(WHAT THE TASK ASKS): In the entries that follow, find the word "this" and report each line it is on.

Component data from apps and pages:
============================================================

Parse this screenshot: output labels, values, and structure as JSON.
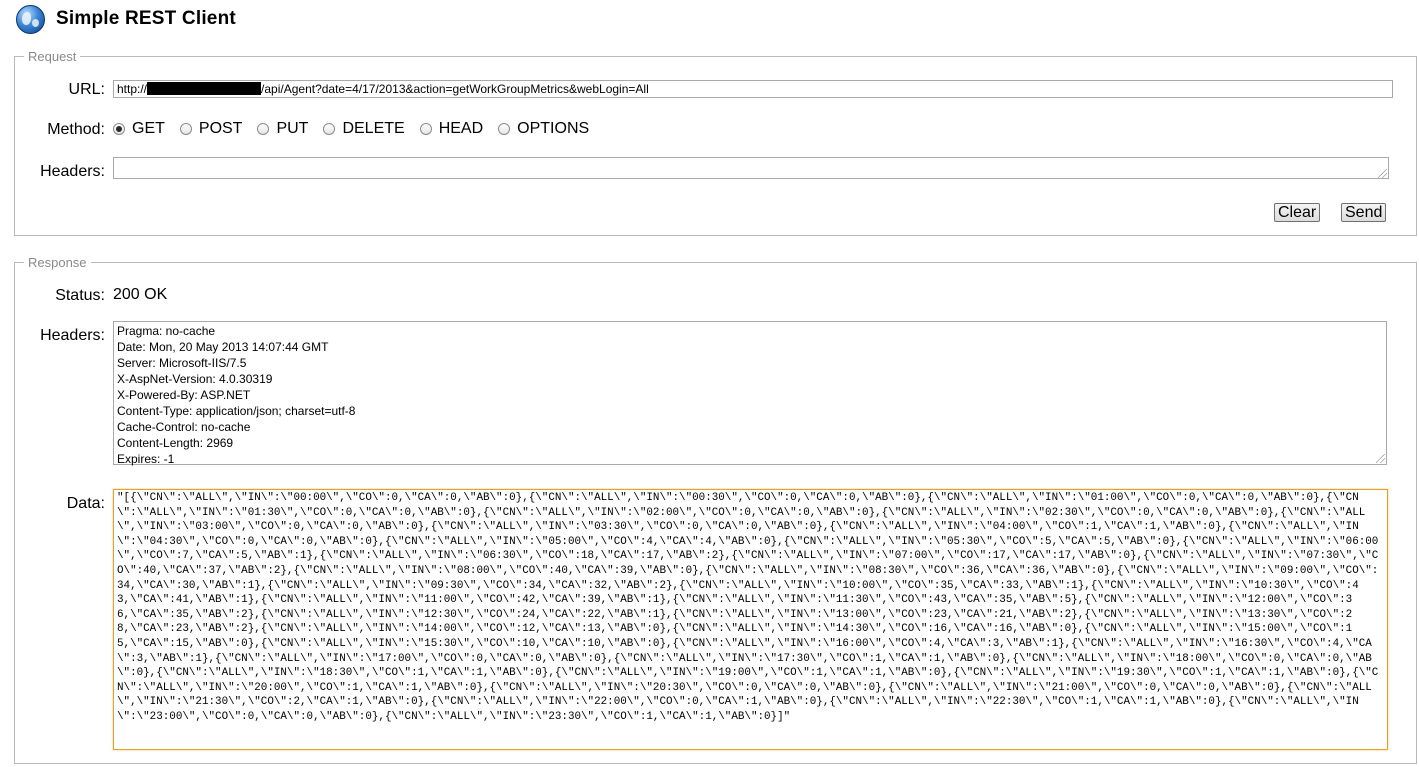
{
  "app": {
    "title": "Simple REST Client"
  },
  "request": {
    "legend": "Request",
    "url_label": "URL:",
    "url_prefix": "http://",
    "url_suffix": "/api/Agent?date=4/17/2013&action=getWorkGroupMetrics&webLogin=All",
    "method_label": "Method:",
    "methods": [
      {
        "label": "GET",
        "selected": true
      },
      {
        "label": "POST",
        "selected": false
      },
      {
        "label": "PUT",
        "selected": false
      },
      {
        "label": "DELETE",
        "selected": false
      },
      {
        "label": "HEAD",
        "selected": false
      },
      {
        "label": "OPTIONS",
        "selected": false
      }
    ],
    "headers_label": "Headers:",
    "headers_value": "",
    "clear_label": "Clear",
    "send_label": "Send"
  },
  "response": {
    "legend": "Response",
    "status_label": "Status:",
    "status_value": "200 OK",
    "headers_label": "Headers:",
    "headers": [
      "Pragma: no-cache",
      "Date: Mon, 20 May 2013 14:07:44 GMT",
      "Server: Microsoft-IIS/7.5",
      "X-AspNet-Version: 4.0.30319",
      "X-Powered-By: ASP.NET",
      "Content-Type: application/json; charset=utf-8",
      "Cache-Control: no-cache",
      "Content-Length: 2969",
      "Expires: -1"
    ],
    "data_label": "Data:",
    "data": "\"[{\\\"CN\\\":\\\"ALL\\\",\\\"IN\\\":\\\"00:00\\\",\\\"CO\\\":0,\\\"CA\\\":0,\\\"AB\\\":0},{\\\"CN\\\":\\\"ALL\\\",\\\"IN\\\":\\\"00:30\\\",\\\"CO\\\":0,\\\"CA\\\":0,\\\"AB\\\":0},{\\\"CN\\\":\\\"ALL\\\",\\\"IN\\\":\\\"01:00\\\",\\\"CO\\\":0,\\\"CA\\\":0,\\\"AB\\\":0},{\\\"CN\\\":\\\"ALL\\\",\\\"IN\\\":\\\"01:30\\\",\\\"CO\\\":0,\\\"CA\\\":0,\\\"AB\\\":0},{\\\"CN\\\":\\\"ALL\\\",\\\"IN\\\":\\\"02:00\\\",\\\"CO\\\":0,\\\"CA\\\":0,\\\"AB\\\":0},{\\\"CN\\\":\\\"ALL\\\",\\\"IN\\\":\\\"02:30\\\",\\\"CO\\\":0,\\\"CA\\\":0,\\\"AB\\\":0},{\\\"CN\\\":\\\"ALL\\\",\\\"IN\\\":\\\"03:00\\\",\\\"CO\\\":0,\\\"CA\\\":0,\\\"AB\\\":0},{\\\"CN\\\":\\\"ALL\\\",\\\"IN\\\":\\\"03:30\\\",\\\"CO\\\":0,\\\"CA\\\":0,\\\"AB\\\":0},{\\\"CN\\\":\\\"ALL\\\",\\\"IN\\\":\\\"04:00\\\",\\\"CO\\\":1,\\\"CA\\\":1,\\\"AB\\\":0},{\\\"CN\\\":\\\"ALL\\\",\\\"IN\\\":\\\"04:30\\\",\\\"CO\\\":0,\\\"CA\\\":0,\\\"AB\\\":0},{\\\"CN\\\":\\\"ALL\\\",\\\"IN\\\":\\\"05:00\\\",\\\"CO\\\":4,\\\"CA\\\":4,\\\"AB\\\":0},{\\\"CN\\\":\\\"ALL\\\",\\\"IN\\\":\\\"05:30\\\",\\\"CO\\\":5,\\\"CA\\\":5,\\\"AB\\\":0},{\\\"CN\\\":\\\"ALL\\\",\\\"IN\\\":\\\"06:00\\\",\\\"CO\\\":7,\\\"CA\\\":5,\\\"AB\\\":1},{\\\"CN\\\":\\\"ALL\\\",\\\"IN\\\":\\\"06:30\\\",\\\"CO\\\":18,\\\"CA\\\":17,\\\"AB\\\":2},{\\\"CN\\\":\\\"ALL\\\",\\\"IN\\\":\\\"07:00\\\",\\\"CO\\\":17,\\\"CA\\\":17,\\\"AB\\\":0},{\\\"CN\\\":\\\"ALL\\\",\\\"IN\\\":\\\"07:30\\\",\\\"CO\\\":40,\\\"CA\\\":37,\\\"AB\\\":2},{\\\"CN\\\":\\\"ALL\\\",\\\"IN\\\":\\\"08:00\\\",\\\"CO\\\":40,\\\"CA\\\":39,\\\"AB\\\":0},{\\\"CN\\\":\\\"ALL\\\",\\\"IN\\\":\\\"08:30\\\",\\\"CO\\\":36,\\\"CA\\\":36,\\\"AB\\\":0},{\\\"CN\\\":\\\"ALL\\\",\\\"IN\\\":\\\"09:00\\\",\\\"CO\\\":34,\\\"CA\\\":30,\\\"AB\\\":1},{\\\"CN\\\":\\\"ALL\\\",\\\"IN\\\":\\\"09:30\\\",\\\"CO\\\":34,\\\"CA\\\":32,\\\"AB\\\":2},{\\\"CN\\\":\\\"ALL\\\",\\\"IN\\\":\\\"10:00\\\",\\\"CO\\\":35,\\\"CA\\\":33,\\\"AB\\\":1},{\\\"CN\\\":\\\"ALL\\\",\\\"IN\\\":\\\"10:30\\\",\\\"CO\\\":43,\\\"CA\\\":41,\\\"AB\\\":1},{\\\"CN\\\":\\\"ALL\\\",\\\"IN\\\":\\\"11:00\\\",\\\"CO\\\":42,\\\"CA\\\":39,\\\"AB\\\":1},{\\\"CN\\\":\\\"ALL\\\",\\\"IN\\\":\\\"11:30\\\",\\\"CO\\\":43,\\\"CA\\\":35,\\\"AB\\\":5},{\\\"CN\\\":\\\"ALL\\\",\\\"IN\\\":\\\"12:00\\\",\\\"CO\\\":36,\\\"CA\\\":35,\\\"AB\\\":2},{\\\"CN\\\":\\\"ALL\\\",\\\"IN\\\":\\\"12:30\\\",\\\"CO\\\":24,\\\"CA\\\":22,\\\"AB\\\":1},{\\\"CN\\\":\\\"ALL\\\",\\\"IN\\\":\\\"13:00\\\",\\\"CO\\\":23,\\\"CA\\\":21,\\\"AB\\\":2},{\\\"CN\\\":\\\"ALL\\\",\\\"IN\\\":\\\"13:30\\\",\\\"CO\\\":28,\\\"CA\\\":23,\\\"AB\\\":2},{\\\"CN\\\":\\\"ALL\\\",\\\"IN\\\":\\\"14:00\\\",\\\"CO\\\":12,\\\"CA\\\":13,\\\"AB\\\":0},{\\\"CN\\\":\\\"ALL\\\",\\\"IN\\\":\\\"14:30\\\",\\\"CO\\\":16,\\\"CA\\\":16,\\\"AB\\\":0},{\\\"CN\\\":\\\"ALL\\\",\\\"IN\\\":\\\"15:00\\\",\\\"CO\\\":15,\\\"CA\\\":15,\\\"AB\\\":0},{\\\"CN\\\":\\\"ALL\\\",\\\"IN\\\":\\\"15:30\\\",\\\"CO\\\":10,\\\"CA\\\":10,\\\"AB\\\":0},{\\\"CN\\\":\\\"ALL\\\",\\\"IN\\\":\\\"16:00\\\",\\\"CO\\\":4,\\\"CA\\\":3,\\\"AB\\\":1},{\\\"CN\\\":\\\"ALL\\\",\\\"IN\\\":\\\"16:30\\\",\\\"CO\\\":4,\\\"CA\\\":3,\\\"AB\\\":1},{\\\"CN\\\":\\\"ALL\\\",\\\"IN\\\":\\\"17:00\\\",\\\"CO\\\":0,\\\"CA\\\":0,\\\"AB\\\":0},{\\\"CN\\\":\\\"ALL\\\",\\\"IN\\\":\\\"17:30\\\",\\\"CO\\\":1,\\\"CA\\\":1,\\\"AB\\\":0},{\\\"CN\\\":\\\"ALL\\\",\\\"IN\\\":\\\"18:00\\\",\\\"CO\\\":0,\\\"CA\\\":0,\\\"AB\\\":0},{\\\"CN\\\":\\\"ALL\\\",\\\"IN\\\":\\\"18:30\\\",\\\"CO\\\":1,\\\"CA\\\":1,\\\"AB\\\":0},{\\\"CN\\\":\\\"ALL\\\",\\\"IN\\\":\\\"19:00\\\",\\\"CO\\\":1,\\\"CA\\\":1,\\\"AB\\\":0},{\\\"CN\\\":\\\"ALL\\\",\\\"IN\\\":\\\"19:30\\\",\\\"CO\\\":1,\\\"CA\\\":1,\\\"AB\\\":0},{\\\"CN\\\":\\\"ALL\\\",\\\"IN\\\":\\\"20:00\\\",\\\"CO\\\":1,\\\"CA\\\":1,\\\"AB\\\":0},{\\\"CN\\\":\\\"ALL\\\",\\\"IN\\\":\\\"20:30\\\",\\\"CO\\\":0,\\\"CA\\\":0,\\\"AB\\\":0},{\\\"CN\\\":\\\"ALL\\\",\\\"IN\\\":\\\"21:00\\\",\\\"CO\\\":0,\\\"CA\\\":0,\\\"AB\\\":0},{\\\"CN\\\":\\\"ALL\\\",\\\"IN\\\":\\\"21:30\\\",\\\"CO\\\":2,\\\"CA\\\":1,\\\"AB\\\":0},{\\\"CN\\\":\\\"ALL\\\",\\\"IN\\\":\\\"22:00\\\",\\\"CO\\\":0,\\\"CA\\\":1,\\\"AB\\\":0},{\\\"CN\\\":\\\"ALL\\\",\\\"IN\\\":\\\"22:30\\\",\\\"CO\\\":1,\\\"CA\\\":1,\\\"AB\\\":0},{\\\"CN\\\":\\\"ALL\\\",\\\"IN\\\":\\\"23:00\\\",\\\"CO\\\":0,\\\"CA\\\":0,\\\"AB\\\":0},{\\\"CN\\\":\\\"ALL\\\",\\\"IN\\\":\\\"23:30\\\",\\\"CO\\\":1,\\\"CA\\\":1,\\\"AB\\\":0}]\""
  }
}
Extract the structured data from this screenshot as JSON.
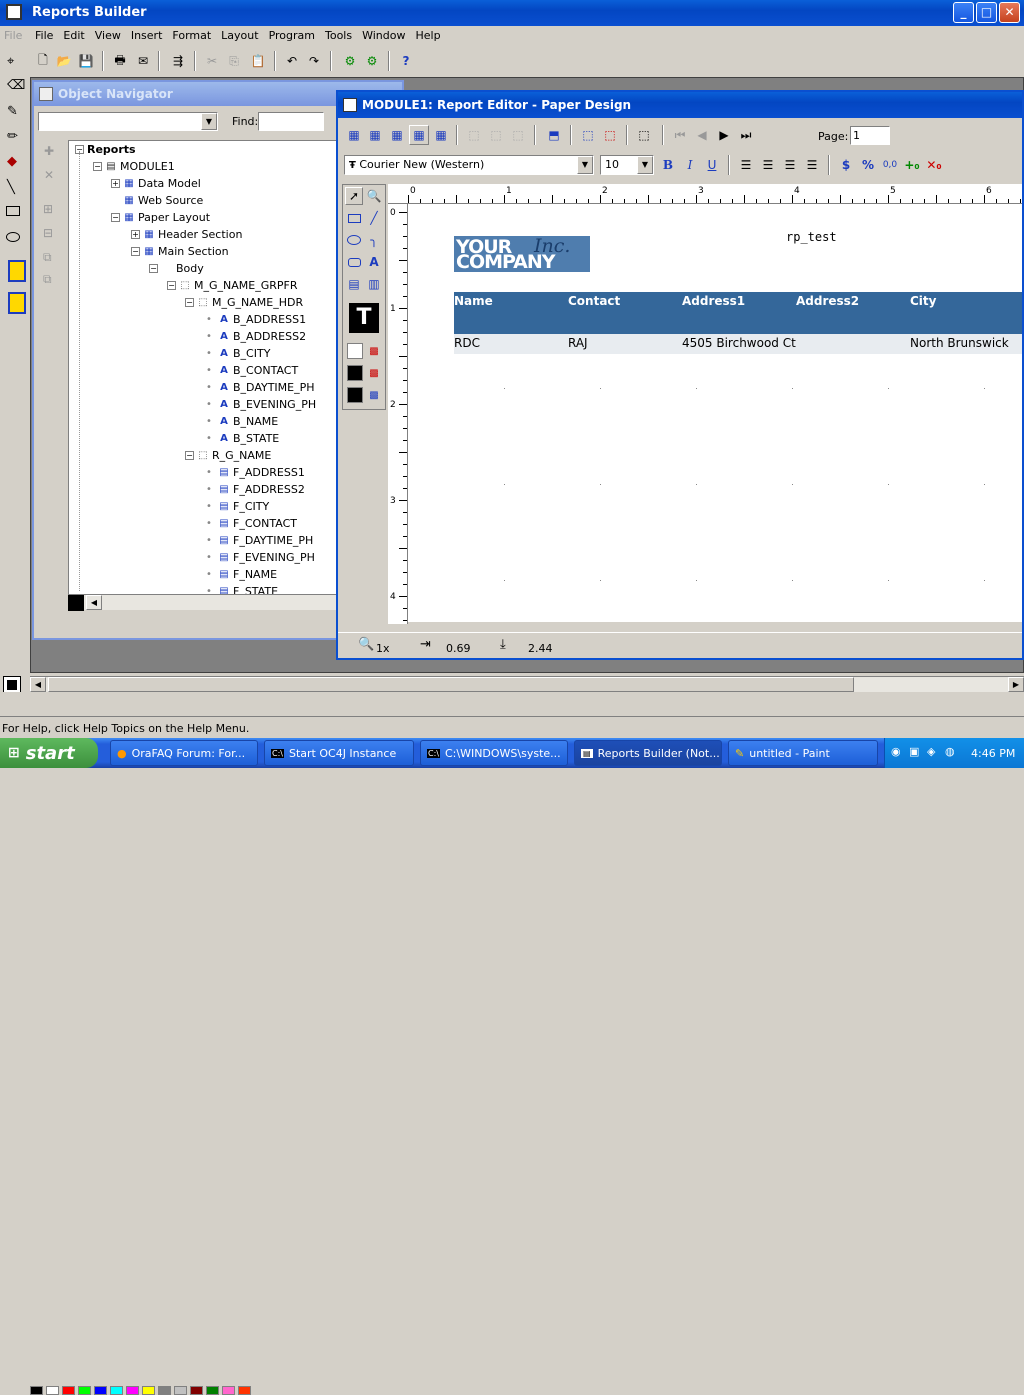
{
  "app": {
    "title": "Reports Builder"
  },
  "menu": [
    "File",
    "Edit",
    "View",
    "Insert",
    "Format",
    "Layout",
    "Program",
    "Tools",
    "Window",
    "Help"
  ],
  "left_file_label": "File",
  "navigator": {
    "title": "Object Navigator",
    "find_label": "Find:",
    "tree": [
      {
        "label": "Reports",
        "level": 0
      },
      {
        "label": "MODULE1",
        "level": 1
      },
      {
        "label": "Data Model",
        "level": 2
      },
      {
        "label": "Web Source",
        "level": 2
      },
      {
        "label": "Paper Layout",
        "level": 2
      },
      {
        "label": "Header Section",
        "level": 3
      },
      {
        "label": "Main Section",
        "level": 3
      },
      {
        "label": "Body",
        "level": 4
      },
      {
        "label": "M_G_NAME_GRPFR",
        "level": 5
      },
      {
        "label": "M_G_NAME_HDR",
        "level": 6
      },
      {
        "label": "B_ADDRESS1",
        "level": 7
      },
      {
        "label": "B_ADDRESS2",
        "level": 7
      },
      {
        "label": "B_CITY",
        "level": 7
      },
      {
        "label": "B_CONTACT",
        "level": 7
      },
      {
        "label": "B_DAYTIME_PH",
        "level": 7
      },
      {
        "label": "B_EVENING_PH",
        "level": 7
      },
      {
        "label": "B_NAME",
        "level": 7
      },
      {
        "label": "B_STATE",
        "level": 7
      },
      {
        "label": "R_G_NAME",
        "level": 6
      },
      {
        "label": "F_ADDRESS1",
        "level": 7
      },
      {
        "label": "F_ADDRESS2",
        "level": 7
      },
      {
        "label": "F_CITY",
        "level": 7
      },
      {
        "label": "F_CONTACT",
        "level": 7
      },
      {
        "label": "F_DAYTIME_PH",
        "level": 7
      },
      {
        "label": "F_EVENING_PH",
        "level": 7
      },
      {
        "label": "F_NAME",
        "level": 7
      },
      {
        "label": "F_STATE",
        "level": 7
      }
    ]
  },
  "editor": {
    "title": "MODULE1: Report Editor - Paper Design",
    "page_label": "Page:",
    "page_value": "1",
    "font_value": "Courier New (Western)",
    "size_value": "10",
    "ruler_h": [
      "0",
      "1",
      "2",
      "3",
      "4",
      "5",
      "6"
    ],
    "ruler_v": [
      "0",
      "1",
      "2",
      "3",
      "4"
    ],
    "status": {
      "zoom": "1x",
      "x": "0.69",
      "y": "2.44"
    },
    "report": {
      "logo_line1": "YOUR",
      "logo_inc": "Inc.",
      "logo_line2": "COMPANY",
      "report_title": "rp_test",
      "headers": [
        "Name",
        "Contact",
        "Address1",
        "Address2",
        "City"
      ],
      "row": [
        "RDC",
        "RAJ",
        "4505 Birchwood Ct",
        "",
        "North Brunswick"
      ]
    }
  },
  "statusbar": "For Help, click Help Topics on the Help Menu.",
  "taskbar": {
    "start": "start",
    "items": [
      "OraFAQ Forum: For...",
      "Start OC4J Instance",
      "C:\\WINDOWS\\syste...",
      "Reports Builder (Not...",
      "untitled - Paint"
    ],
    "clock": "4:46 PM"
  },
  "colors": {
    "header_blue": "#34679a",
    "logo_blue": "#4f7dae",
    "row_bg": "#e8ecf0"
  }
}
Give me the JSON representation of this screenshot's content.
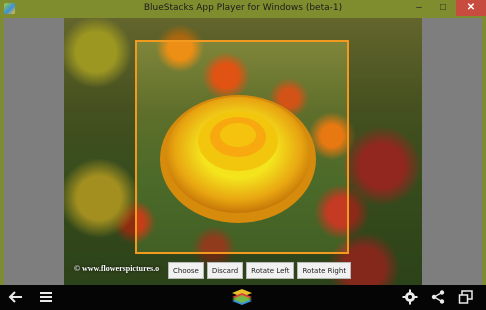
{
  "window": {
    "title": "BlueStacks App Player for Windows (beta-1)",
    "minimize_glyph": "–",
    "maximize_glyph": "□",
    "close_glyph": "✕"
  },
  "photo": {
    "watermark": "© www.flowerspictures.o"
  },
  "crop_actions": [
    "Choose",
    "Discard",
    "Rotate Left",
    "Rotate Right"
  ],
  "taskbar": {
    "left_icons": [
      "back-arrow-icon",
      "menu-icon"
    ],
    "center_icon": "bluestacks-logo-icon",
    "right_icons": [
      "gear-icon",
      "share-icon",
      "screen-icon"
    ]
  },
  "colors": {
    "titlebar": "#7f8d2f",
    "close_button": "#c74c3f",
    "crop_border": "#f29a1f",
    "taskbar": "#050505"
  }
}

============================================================

(TASK OUTPUT):
Parse this screenshot: output labels, values, and structure as JSON.
Extract the structured data from this screenshot as JSON.
Give me the JSON representation of this screenshot's content.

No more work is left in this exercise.